Excerpts from a dataset:

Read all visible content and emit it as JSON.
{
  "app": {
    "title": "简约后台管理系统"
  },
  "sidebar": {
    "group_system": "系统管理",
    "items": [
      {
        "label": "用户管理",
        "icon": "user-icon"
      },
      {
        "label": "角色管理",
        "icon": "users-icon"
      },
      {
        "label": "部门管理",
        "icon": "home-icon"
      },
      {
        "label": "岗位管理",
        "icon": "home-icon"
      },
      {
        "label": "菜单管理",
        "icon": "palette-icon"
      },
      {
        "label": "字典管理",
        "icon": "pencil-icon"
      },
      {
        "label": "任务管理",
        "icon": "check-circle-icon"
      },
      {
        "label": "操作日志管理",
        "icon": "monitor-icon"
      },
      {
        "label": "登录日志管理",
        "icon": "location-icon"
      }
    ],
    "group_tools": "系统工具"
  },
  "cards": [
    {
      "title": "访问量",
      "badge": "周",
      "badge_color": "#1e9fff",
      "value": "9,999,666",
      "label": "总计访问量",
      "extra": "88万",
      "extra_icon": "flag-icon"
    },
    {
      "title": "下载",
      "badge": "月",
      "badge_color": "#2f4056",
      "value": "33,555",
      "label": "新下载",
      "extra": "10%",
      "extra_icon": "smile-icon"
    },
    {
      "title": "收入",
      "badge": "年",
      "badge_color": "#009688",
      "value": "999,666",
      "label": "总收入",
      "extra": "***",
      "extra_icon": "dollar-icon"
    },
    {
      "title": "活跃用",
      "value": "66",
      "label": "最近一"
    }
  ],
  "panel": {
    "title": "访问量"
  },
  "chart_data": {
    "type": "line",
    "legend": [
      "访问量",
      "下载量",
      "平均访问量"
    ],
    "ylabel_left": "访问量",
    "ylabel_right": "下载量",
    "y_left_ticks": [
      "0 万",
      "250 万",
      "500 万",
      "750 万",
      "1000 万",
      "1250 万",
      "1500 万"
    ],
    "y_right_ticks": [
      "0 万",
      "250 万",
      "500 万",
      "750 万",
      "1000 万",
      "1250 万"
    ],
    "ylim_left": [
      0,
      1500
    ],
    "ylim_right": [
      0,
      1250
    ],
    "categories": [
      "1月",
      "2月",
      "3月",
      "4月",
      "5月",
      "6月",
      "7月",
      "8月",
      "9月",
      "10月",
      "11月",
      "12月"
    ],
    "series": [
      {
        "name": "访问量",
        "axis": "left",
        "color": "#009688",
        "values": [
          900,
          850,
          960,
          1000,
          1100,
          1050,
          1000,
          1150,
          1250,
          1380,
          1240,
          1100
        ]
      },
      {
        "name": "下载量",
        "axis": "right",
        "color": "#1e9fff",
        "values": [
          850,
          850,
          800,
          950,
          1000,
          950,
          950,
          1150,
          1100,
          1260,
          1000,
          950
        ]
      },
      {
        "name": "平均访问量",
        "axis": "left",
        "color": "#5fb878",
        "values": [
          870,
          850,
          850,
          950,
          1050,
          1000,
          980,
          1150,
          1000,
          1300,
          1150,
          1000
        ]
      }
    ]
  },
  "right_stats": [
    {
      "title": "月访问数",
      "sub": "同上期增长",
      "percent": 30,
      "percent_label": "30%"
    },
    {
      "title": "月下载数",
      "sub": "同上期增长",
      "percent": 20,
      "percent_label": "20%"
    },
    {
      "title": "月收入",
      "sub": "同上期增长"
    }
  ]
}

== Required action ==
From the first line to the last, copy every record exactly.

== Solution for this problem ==
Read all visible content and emit it as JSON.
{
  "app": {
    "title": "简约后台管理系统"
  },
  "sidebar": {
    "group_system": "系统管理",
    "items": [
      {
        "label": "用户管理",
        "icon": "user-icon"
      },
      {
        "label": "角色管理",
        "icon": "users-icon"
      },
      {
        "label": "部门管理",
        "icon": "home-icon"
      },
      {
        "label": "岗位管理",
        "icon": "home-icon"
      },
      {
        "label": "菜单管理",
        "icon": "palette-icon"
      },
      {
        "label": "字典管理",
        "icon": "pencil-icon"
      },
      {
        "label": "任务管理",
        "icon": "check-circle-icon"
      },
      {
        "label": "操作日志管理",
        "icon": "monitor-icon"
      },
      {
        "label": "登录日志管理",
        "icon": "location-icon"
      }
    ],
    "group_tools": "系统工具"
  },
  "cards": [
    {
      "title": "访问量",
      "badge": "周",
      "badge_color": "#1e9fff",
      "value": "9,999,666",
      "label": "总计访问量",
      "extra": "88万",
      "extra_icon": "flag-icon"
    },
    {
      "title": "下载",
      "badge": "月",
      "badge_color": "#2f4056",
      "value": "33,555",
      "label": "新下载",
      "extra": "10%",
      "extra_icon": "smile-icon"
    },
    {
      "title": "收入",
      "badge": "年",
      "badge_color": "#009688",
      "value": "999,666",
      "label": "总收入",
      "extra": "***",
      "extra_icon": "dollar-icon"
    },
    {
      "title": "活跃用",
      "value": "66",
      "label": "最近一"
    }
  ],
  "panel": {
    "title": "访问量"
  },
  "chart_data": {
    "type": "line",
    "legend": [
      "访问量",
      "下载量",
      "平均访问量"
    ],
    "ylabel_left": "访问量",
    "ylabel_right": "下载量",
    "y_left_ticks": [
      "0 万",
      "250 万",
      "500 万",
      "750 万",
      "1000 万",
      "1250 万",
      "1500 万"
    ],
    "y_right_ticks": [
      "0 万",
      "250 万",
      "500 万",
      "750 万",
      "1000 万",
      "1250 万"
    ],
    "ylim_left": [
      0,
      1500
    ],
    "ylim_right": [
      0,
      1250
    ],
    "categories": [
      "1月",
      "2月",
      "3月",
      "4月",
      "5月",
      "6月",
      "7月",
      "8月",
      "9月",
      "10月",
      "11月",
      "12月"
    ],
    "series": [
      {
        "name": "访问量",
        "axis": "left",
        "color": "#009688",
        "values": [
          900,
          850,
          960,
          1000,
          1100,
          1050,
          1000,
          1150,
          1250,
          1380,
          1240,
          1100
        ]
      },
      {
        "name": "下载量",
        "axis": "right",
        "color": "#1e9fff",
        "values": [
          850,
          850,
          800,
          950,
          1000,
          950,
          950,
          1150,
          1100,
          1260,
          1000,
          950
        ]
      },
      {
        "name": "平均访问量",
        "axis": "left",
        "color": "#5fb878",
        "values": [
          870,
          850,
          850,
          950,
          1050,
          1000,
          980,
          1150,
          1000,
          1300,
          1150,
          1000
        ]
      }
    ]
  },
  "right_stats": [
    {
      "title": "月访问数",
      "sub": "同上期增长",
      "percent": 30,
      "percent_label": "30%"
    },
    {
      "title": "月下载数",
      "sub": "同上期增长",
      "percent": 20,
      "percent_label": "20%"
    },
    {
      "title": "月收入",
      "sub": "同上期增长"
    }
  ]
}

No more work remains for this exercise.